Work request: Each entry below must be written out exactly, with pictures left out.

Supplied data:

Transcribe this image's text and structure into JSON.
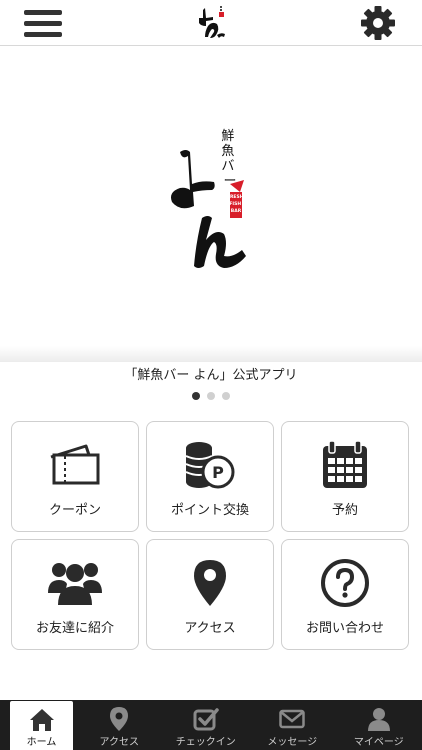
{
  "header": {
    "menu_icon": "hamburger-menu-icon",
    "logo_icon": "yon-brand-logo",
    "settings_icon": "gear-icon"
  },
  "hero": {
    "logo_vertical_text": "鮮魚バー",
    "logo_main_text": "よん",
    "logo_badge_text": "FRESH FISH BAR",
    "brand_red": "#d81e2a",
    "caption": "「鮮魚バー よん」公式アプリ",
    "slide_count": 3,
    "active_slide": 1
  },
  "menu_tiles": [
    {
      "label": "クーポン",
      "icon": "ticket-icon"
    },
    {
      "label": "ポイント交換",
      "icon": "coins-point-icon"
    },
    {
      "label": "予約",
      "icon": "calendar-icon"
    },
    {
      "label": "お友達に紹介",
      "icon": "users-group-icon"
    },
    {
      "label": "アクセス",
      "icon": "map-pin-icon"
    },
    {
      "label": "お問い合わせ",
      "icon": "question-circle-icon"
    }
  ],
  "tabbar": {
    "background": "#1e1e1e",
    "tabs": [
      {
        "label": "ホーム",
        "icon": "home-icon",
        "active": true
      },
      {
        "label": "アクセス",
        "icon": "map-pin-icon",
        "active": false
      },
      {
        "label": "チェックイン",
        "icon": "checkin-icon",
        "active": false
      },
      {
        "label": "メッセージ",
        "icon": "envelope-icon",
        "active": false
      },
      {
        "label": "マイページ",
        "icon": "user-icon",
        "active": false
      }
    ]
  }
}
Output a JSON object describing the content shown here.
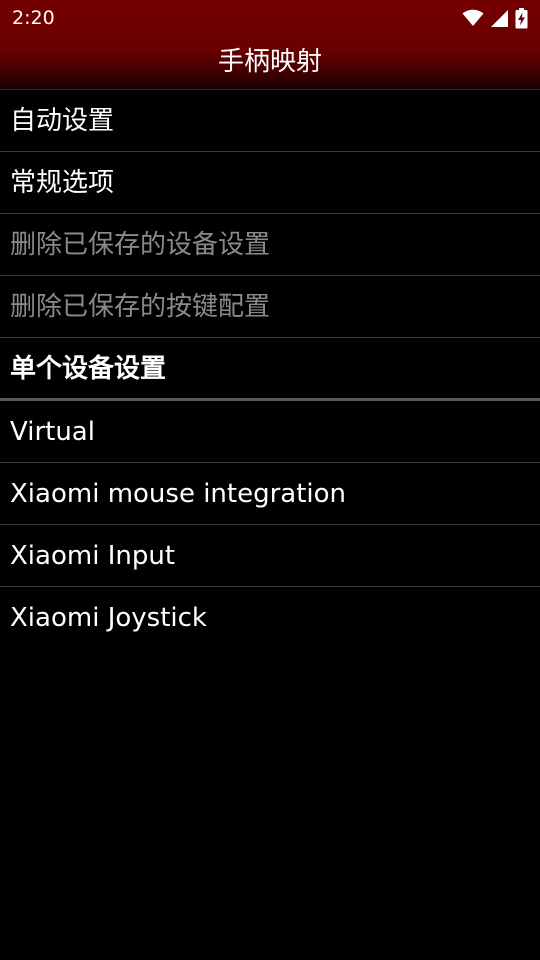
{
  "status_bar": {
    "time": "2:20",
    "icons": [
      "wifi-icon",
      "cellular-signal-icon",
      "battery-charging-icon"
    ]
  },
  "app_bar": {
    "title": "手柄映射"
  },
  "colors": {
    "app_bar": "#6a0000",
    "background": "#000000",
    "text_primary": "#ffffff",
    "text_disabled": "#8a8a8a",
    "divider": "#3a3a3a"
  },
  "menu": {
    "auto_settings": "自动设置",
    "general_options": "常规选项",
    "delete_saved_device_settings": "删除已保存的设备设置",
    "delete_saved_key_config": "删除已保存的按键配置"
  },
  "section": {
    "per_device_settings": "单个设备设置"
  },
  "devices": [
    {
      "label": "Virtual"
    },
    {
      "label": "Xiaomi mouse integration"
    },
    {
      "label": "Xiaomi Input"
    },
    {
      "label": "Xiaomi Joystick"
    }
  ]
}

Exercise response:
Transcribe this image's text and structure into JSON.
{
  "header": {
    "menu_icon": "hamburger-menu-icon",
    "logo_icon": "yon-brand-logo",
    "settings_icon": "gear-icon"
  },
  "hero": {
    "logo_vertical_text": "鮮魚バー",
    "logo_main_text": "よん",
    "logo_badge_text": "FRESH FISH BAR",
    "brand_red": "#d81e2a",
    "caption": "「鮮魚バー よん」公式アプリ",
    "slide_count": 3,
    "active_slide": 1
  },
  "menu_tiles": [
    {
      "label": "クーポン",
      "icon": "ticket-icon"
    },
    {
      "label": "ポイント交換",
      "icon": "coins-point-icon"
    },
    {
      "label": "予約",
      "icon": "calendar-icon"
    },
    {
      "label": "お友達に紹介",
      "icon": "users-group-icon"
    },
    {
      "label": "アクセス",
      "icon": "map-pin-icon"
    },
    {
      "label": "お問い合わせ",
      "icon": "question-circle-icon"
    }
  ],
  "tabbar": {
    "background": "#1e1e1e",
    "tabs": [
      {
        "label": "ホーム",
        "icon": "home-icon",
        "active": true
      },
      {
        "label": "アクセス",
        "icon": "map-pin-icon",
        "active": false
      },
      {
        "label": "チェックイン",
        "icon": "checkin-icon",
        "active": false
      },
      {
        "label": "メッセージ",
        "icon": "envelope-icon",
        "active": false
      },
      {
        "label": "マイページ",
        "icon": "user-icon",
        "active": false
      }
    ]
  }
}
Output a JSON object describing the content shown here.
{
  "status_bar": {
    "time": "2:20",
    "icons": [
      "wifi-icon",
      "cellular-signal-icon",
      "battery-charging-icon"
    ]
  },
  "app_bar": {
    "title": "手柄映射"
  },
  "colors": {
    "app_bar": "#6a0000",
    "background": "#000000",
    "text_primary": "#ffffff",
    "text_disabled": "#8a8a8a",
    "divider": "#3a3a3a"
  },
  "menu": {
    "auto_settings": "自动设置",
    "general_options": "常规选项",
    "delete_saved_device_settings": "删除已保存的设备设置",
    "delete_saved_key_config": "删除已保存的按键配置"
  },
  "section": {
    "per_device_settings": "单个设备设置"
  },
  "devices": [
    {
      "label": "Virtual"
    },
    {
      "label": "Xiaomi mouse integration"
    },
    {
      "label": "Xiaomi Input"
    },
    {
      "label": "Xiaomi Joystick"
    }
  ]
}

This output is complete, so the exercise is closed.